The U.S. Trade and Development Agency awarded a grant to Global Broadband Solution SARL (GBS), an internet service provider based in the Democratic Republic of the Congo (DRC), for a feasibility study to expand rural internet connectivity for half a million people in the DRC’s eastern region. GBS selected California-based startup Ukama, Inc. (Ukama) to carry out the study, which includes a pilot project to demonstrate the delivery of Ukama’s connectivity technology.
“USTDA is committed to expanding rural internet access across Africa, working in partnership with the continent’s private and public sectors,” said Enoh T. Ebong, USTDA’s Director. “Under our Access Africa initiative, we are supporting connectivity for millions of Africans by tapping into the expertise of U.S. industry, whose innovative solutions are trusted and second to none.”
USTDA’s pilot project and feasibility study will advance GBS’s goal of connecting individuals and businesses to affordable high-speed internet networks in the DRC’s North Kivu and South Kivu Provinces. The study will assess the economic and technical viability of deploying an end-to-end LTE connectivity solution for data services delivered over satellite and fixed wireless technology using Ukama’s decentralized cellular internet infrastructure.
“This study will help prove the decentralized cellular internet network technology and business model to get cellular internet connectivity to the people of the DRC,” said Zubeir Mohamed, GBS’s Chief Technology Officer. “We are excited to work with USTDA on this opportunity to test and deploy technology to help further our vision of providing reliable cost-effective data access for individuals and businesses alike”
Kashif Ali, founder and CEO of Ukama, said: “The USTDA-funded study will bring together local stakeholders, as well as leading access and backhaul technology and financial institutions. We aim to provide affordable access to the internet using decentralized cellular internet networks in the Eastern DRC, which can be replicated to other parts of the DRC and rural Africa.”
This activity supports the goals of USTDA’s Access Africa initiative to advance the deployment of critical ICT infrastructure in communities across the continent.

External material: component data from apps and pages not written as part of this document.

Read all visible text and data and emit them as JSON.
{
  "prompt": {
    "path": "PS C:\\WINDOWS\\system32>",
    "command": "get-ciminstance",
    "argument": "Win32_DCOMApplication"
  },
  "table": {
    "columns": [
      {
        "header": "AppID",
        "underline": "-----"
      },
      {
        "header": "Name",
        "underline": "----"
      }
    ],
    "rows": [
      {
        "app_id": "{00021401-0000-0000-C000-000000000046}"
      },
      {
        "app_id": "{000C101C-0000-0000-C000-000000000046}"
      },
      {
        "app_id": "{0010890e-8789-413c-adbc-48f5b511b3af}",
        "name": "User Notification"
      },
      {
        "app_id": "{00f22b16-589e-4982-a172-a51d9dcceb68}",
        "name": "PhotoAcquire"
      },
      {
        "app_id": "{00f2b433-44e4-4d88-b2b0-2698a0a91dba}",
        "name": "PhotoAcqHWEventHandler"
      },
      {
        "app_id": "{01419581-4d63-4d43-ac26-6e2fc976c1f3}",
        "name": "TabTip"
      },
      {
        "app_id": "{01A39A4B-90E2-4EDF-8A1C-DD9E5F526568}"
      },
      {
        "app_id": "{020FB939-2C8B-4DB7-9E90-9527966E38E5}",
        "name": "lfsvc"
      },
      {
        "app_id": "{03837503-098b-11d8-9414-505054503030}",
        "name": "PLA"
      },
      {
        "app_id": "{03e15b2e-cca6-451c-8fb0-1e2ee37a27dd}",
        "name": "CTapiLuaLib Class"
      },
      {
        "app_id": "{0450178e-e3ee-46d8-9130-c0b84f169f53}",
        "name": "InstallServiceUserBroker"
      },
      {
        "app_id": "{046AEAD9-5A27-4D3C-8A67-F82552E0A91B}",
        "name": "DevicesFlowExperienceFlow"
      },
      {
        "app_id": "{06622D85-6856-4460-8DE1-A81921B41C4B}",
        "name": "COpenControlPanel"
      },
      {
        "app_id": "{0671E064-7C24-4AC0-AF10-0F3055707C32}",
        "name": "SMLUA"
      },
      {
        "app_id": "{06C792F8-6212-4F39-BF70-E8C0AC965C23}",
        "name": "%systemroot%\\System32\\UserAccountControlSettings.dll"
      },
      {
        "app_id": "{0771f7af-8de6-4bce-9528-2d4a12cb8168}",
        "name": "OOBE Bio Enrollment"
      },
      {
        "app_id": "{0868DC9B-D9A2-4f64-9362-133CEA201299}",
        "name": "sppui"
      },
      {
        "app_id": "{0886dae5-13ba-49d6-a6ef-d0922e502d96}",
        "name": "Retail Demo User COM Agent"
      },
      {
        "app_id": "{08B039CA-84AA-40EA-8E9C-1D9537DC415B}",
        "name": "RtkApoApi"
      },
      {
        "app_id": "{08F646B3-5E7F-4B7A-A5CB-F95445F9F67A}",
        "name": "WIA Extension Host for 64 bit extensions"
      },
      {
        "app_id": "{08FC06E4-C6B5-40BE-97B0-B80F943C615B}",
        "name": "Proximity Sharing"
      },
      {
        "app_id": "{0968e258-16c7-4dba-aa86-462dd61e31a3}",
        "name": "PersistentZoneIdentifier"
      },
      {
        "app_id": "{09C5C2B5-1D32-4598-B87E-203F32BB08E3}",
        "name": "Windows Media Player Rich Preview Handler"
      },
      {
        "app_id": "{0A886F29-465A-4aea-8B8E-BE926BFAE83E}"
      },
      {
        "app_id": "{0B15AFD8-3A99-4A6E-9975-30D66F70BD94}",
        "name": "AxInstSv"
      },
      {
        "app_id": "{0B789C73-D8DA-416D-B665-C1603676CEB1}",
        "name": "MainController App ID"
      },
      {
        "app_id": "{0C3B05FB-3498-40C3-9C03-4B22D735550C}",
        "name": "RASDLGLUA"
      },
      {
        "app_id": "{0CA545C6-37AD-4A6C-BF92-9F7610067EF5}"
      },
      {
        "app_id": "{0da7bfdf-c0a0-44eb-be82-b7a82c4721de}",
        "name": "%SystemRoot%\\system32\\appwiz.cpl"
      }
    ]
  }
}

It also advances the objectives of the Partnership for Global Infrastructure and Investment, as well as the U.S. government’s Prosper Africa initiative designed to increase two-way trade and investment between the United States and Africa. Since 1992, USTDA has funded more than 80 activities in sub-Saharan Africa’s ICT sector.